- _PROBLEM TO WORK ON_
Pick out every line of the entries below where "JSON" occurs, and copy those lines.

- _SOURCE DATA_

━━━━━━

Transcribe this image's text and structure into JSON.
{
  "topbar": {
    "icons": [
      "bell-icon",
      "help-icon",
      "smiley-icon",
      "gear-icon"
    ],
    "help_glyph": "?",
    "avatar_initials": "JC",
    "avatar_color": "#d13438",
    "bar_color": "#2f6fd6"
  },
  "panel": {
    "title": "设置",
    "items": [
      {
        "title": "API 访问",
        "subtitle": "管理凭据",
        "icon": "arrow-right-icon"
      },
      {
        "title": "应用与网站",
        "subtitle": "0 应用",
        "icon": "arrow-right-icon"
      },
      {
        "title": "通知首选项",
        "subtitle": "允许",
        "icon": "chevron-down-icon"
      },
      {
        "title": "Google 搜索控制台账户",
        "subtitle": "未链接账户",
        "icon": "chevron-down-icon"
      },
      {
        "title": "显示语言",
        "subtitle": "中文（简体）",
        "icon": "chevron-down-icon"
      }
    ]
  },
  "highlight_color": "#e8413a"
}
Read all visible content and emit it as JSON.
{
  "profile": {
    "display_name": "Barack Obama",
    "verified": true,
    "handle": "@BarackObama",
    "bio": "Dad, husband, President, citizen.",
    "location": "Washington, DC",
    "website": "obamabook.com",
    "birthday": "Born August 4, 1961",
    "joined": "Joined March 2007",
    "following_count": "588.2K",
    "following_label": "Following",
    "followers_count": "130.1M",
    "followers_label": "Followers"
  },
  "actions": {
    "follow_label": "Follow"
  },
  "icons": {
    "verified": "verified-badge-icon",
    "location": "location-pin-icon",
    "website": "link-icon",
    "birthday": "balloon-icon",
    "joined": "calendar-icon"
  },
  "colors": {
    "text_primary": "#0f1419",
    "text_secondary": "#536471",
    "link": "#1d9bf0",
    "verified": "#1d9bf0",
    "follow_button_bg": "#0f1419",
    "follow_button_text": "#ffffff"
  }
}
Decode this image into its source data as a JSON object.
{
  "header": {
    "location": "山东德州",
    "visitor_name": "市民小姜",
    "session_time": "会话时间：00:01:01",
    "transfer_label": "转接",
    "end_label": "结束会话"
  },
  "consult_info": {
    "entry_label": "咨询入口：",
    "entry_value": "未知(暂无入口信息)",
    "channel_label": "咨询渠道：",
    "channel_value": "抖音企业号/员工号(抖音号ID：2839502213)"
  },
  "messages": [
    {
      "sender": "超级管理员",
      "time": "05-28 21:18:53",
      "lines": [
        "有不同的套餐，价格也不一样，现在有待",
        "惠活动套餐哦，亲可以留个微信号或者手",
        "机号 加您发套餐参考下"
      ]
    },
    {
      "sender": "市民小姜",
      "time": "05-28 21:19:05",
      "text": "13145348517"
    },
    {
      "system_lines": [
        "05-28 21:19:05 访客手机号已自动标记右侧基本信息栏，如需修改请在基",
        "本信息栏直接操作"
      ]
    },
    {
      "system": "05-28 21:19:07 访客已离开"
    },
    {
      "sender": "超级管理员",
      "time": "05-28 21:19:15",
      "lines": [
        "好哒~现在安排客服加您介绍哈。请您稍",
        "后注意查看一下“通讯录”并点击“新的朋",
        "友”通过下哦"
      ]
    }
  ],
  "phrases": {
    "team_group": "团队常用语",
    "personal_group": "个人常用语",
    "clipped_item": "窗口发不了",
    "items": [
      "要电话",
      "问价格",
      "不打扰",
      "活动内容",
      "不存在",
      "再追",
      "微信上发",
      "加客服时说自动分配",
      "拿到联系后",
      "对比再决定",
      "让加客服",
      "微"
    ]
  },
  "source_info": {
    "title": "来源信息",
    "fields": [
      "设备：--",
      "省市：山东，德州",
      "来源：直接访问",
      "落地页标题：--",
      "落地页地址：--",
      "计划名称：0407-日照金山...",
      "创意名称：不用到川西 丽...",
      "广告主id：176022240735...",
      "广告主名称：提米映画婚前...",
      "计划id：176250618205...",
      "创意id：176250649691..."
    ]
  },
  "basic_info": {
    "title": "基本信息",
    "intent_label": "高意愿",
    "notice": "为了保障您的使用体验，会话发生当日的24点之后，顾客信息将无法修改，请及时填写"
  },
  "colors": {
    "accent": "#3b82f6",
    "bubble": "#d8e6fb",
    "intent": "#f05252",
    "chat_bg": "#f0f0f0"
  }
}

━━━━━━

- _RESULT OF THE EXERCISE_
Transcribe this image's text and structure into JSON.
Read all visible content and emit it as JSON.
Decode this image into its source data as a JSON object.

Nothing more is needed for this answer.